Gingerbread Gothic — Chesme Church

The era of Gothic construction in the Russian Empire is best displayed in the cathedrals of St. Petersburg. A vivid representative of this is the Chesme Church, which amazes the world with its lightness, elegance and simplicity. This Orthodox church is located on the Frog Marsh. This name was given to the swamp by Finns, who like to call things by their proper names.

From history it follows that it was in this place, in 1770, that the messenger transmitted the news of the victory of the Russian fleet over the Turks, in the Battle of Chesma, Catherine II. In honor of this event, in 7 years the church was laid in this place. In just three years, she was completely ready just in honor of the 10th anniversary of the Chesma victory, in 1780. The solemn event was attended by Emperor Joseph II and King Gustav III. This was done by Catherine to strengthen diplomatic relations, and remind neighbors of the power of the Russian Empire.

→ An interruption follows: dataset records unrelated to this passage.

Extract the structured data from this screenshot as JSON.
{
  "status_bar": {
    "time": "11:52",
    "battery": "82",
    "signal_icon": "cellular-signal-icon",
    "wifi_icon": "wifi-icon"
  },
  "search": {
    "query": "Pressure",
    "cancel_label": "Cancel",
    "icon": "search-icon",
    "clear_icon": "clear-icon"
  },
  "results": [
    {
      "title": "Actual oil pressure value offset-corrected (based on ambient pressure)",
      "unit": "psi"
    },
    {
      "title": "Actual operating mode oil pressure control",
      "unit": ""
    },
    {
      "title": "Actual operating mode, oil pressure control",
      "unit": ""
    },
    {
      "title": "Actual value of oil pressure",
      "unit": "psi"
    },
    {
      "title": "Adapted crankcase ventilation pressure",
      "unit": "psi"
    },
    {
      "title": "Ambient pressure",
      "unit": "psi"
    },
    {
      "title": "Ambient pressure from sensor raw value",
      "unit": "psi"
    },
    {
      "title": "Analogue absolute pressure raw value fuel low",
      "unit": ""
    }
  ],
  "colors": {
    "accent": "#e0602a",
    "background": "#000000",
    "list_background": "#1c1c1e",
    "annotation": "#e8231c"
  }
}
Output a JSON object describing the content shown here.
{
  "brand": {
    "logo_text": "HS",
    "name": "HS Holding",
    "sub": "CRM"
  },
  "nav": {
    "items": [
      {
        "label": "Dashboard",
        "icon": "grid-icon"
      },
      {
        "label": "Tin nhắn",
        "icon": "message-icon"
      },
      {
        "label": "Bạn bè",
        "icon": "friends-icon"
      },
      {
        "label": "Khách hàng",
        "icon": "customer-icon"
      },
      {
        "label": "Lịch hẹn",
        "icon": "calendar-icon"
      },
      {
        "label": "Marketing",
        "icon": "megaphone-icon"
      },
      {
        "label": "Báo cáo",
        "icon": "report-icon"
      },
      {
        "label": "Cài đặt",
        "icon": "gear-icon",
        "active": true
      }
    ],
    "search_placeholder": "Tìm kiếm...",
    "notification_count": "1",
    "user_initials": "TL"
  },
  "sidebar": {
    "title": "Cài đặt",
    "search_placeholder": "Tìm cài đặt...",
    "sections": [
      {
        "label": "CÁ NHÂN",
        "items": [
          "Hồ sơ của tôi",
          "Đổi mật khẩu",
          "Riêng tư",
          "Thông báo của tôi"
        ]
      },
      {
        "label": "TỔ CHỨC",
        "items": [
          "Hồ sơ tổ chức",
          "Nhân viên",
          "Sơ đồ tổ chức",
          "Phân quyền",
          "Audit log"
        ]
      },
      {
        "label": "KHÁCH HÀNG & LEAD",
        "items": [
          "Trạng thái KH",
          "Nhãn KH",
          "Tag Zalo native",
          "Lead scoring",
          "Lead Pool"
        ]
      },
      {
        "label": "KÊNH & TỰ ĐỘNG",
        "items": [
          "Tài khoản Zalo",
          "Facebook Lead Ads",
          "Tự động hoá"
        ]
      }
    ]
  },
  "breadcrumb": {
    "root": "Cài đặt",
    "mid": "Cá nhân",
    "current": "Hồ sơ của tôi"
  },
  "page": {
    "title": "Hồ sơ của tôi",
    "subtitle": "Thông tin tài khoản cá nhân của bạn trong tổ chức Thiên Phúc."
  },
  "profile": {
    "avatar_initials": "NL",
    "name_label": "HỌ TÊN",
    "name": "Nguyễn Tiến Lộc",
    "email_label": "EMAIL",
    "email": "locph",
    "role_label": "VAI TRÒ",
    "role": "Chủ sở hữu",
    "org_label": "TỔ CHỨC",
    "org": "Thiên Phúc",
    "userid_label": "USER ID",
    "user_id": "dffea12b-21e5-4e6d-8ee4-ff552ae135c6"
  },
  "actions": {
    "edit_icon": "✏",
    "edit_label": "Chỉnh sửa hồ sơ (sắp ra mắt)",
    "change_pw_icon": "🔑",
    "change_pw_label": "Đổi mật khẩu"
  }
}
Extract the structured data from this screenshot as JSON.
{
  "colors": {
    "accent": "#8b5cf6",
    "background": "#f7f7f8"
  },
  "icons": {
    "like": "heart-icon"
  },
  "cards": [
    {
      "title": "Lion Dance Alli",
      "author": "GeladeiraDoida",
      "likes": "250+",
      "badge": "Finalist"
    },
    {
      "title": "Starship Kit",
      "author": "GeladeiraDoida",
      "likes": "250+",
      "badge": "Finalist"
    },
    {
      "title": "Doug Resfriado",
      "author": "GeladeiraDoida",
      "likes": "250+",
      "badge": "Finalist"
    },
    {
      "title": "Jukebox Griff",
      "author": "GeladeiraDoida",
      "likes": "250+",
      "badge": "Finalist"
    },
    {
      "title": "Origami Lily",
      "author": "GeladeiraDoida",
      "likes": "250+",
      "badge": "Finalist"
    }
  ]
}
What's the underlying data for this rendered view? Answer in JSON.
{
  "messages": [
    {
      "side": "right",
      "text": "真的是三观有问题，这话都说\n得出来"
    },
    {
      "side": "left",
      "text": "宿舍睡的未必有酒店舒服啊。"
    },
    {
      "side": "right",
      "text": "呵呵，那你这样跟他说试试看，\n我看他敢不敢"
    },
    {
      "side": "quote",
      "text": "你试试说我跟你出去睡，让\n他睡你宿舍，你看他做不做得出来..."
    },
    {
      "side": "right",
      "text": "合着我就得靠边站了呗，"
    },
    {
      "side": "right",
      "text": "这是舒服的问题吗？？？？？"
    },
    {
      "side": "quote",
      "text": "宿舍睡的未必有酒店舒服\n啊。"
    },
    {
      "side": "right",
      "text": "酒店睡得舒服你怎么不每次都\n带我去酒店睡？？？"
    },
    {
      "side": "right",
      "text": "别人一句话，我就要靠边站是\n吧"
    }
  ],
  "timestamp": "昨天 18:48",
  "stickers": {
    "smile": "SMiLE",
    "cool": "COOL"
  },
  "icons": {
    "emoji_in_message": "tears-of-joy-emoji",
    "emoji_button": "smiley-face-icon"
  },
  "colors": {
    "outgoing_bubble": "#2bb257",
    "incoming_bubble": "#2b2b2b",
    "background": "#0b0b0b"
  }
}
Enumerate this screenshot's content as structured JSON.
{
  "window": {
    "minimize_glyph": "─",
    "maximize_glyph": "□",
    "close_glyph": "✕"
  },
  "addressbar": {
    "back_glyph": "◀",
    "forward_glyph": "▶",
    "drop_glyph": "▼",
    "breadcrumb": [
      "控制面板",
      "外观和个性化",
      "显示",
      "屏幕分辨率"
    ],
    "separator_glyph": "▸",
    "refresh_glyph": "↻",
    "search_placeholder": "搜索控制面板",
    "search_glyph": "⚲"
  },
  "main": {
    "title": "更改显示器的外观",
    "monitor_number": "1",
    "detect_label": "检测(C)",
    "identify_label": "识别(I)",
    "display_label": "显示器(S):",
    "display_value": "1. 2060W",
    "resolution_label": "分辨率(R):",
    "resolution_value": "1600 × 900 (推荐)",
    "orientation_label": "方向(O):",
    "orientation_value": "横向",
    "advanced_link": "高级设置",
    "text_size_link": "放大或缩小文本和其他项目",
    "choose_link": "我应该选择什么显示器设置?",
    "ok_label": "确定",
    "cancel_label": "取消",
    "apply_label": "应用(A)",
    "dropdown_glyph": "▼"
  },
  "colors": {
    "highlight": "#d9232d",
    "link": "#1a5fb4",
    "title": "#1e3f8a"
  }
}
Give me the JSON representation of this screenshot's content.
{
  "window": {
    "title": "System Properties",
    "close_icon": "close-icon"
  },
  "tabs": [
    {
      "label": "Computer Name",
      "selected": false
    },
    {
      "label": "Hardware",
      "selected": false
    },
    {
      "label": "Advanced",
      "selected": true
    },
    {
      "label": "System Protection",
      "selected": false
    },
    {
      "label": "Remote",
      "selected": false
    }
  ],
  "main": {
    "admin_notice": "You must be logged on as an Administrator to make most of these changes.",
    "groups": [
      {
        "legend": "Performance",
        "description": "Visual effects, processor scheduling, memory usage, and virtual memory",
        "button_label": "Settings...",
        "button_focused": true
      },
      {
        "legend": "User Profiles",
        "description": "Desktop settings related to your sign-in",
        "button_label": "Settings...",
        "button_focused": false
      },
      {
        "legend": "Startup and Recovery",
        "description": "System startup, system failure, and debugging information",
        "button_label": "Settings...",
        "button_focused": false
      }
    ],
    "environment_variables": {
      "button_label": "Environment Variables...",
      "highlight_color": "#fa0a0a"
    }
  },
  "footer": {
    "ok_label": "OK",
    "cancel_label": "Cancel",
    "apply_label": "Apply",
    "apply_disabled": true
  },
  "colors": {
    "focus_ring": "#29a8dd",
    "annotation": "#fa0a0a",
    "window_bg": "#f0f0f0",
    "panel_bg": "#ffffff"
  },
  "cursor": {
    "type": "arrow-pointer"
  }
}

The architecture of the church is very simple, but at the same time very original. The project for this church was designed by architect Yuri Falten, who often worked within the Russian Palace. His talent and skill was highly appreciated by Empress Catherine II, and he did not disappoint her expectations. Building a church in the Empress’s way is truly a difficult task. After all, the built up royal residence on the project Bazhenov was rejected.

Later, in the style of the church, a grand palace was built, so famous that the whole area around the palace and the church began to be called Chesma, and the Finnish name was quickly forgotten. These buildings of the Neo-Gothic style are still in place, and are now available to tourists. Visit these places and appreciate the beauty and grandeur of these architectural works of art.

These buildings show that beauty was inherent in the Russian Empire, especially during the reign of the imperial family. It was at that time that the blossoming of construction and creative innovations, improvisation and unusual solutions, which now amazes us with its grandeur, was in full swing.